American soccer players will be piling up air miles — all in preparation for unprecedented travel.
Jet setters like never before, the No. 10 U.S. plays 13th-ranked Switzerland in an exhibition on Sunday at St. Gallen, then travels about 5,200 miles to face Honduras on Thursday at Denver in the CONCACAF Nations League semifinal. The Nations League final against Mexico or Costa Rica follows in Denver on June 6, followed by a friendly against Costa Rica at Sandy, Utah, on June 9.
U.S. coach Gregg Berhalter designed the schedule to prepare players for the grueling compacted World Cup qualifying schedule that starts in September, which has three matches crammed into FIFA match windows designed for two.
“This should definitely help us out about different situations of all different types of weather and obviously lots of traveling and different time zones,” forward Gio Reyna said Saturday. “So I think we’re all trying to take in as much as we can from the staff here in terms of the tips they have that can help us feel as little jet lag as possible.”
After playing with their clubs on Aug. 28-29, the Europe-based Americans will travel to the U.S. to meet up with their Major League Soccer brethren, then play their opening qualifier Sept. 2, most likely at Trinidad and Tobago. That will be followed by a home game on Sept. 5, probably against Canada, and a road match on Sept. 8 at Honduras.
They’ll be back in Europe for club matches Sept. 11-12, then repeat the trans-Atlantic travel for three qualifiers from Oct. 7-13 and again for two more from Nov. 12-16.
“It’s really tough,” said forward Brendan Aaronson, coming off his first season in Europe with Red Bull Salzburg. “It’s hard on the body because you’re traveling, what, eight hours back to the United States over a flight and then you have to get off a flight and get ready for a game in three days.”
Players trained at altitude this week at Crans-Montana in the Alps, elevation 5,000 feet, to get ready for the game in mile-high Denver, their first competitive match in 1 1/2 years and a look-ahead to the qualifier at Mexico City on March 24.
“You don’t have a lot of turnaround time to recover,” said defender DeAndre Yedlin, who is the senior player on the roster with 62 appearances and could play his first international match since December 2019.
Players are being given FlyKitt nutritional supplements to help mitigate the stress of playing eight time zones apart in a short span.
“We give them the proper nutrition We talk to them about the proper rest that they need and hydration that they need,” Berhalter said.

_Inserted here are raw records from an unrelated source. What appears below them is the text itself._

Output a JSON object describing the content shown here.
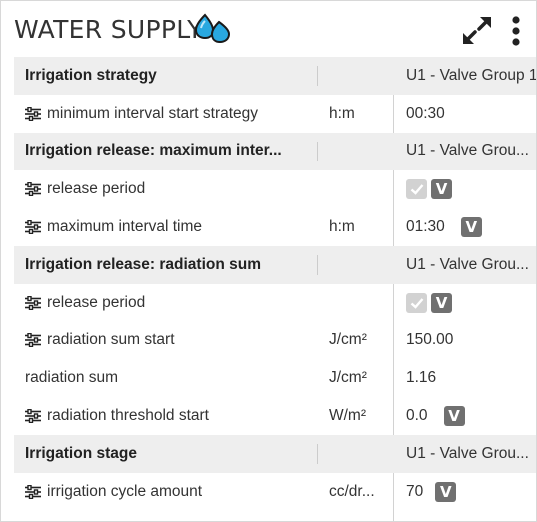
{
  "panel": {
    "title": "WATER SUPPLY",
    "title_icon": "water-drops-icon",
    "actions": [
      {
        "icon": "expand-arrows-icon"
      },
      {
        "icon": "more-vertical-icon"
      }
    ]
  },
  "colors": {
    "group_row_bg": "#eeeeee",
    "badge_v": "#707070",
    "badge_check": "#d2d2d2",
    "drop_blue": "#29a8e0"
  },
  "rows": [
    {
      "type": "group",
      "name": "Irrigation strategy",
      "unit": "",
      "value": "U1 - Valve Group 1"
    },
    {
      "type": "param",
      "icon": "settings-sliders-icon",
      "name": "minimum interval start strategy",
      "unit": "h:m",
      "value": "00:30"
    },
    {
      "type": "group",
      "name": "Irrigation release: maximum inter...",
      "unit": "",
      "value": "U1 - Valve Grou..."
    },
    {
      "type": "param",
      "icon": "settings-sliders-icon",
      "name": "release period",
      "unit": "",
      "value": "",
      "check": true,
      "badge": "V"
    },
    {
      "type": "param",
      "icon": "settings-sliders-icon",
      "name": "maximum interval time",
      "unit": "h:m",
      "value": "01:30",
      "badge": "V"
    },
    {
      "type": "group",
      "name": "Irrigation release: radiation sum",
      "unit": "",
      "value": "U1 - Valve Grou..."
    },
    {
      "type": "param",
      "icon": "settings-sliders-icon",
      "name": "release period",
      "unit": "",
      "value": "",
      "check": true,
      "badge": "V"
    },
    {
      "type": "param",
      "icon": "settings-sliders-icon",
      "name": "radiation sum start",
      "unit": "J/cm²",
      "value": "150.00"
    },
    {
      "type": "param",
      "name": "radiation sum",
      "unit": "J/cm²",
      "value": "1.16"
    },
    {
      "type": "param",
      "icon": "settings-sliders-icon",
      "name": "radiation threshold start",
      "unit": "W/m²",
      "value": "0.0",
      "badge": "V"
    },
    {
      "type": "group",
      "name": "Irrigation stage",
      "unit": "",
      "value": "U1 - Valve Grou..."
    },
    {
      "type": "param",
      "icon": "settings-sliders-icon",
      "name": "irrigation cycle amount",
      "unit": "cc/dr...",
      "value": "70",
      "badge": "V"
    }
  ]
}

Aaronson was among nine Americans winning 12 trophies in Europe this season, which culminated Saturday when Chelsea midfielder Christian Pulisic and Manchester City backup goalkeeper Zack Steffen met in the Champions League final. They will join the U.S. team in Denver.
Aaronson won the Austrian Bundesliga and Austrian Cup, Steffen became the first American to win a Premier League medal and also won the League Cup.

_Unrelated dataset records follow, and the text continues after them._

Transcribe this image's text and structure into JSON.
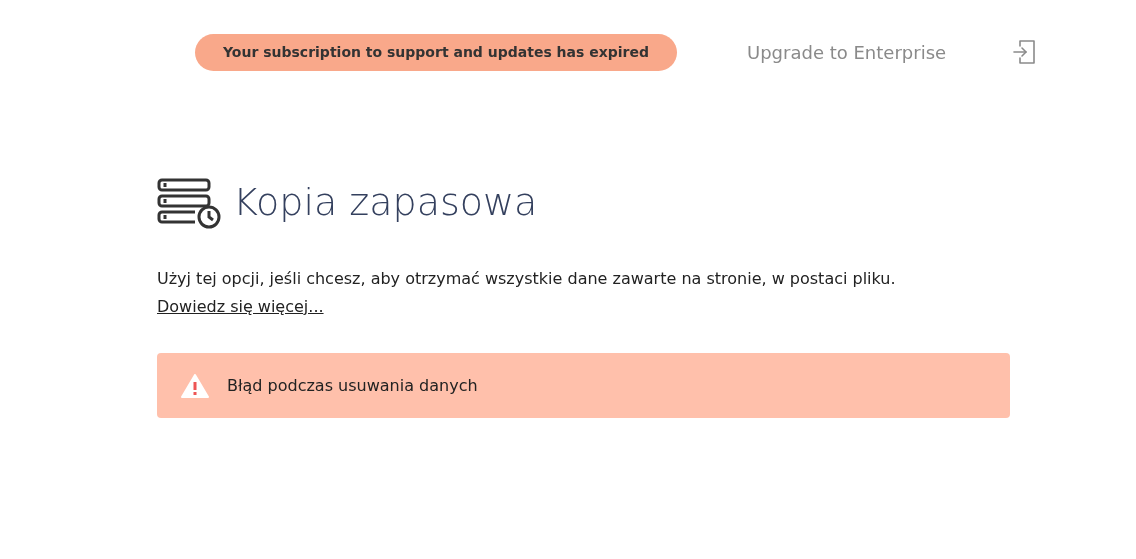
{
  "header": {
    "subscription_badge": "Your subscription to support and updates has expired",
    "upgrade_link": "Upgrade to Enterprise"
  },
  "page": {
    "title": "Kopia zapasowa",
    "description": "Użyj tej opcji, jeśli chcesz, aby otrzymać wszystkie dane zawarte na stronie, w postaci pliku.",
    "learn_more_link": "Dowiedz się więcej..."
  },
  "alert": {
    "kind": "error",
    "message": "Błąd podczas usuwania danych"
  }
}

Sergiño Dest won the Copa del Rey with Barcelona, Weston McKennie the Coppa Italia with Juventus, Gio Reyna the German Cup with Borussia Dortmund, and Mark McKenzie the Belgian Cup with Genk.
Tim Weah was a Ligue 1 champion with Little, Ethan Horvath the Belgian first division with Club Brugge, and Jordan Siebatcheu the Swiss Super League with Young Boys.
“Now, it’s just pushing onto the Nations League and winning a trophy with this group of guys,” Aaronson said.
Schalke forward Matthew Hoppe and 17-year-old Bayern Munich youth team defender Justin Che are on the roster for Sunday and could make their debuts.
Midfielder Julian Green could make his first appearance since November 2018.
Switzerland is preparing for the European Championship, where it opens the group stage against Wales on June 12 and also has first-round matches against Italy and Turkey.
“We kind of have to manage our expectations,” defender Reggie Cannon said. “At the end of the day, it is a lot of potential in this group, It hasn’t had much time to work together.”
Notes: Yedlin said he joined Landon Donovan in the ownership group of the San Diego Loyal of the second-tier United Soccer League’s USL Championship after seeing the team forfeited a match against the LA Galaxy II over an alleged ethnic slur directed at one of San Diego’s players and another against the Phoenix Rising over an alleged homophobic slur directed at another of the San Diego players. “It really just opened my eyes that, wow, there’s a professional club out here that will give up a spot potentially in the playoffs to kind of bring awareness to these issues that we have that in my opinion are bigger than sport,” Yedlin said. “And I think they set a great example for the rest of the world, not just for the U.S.”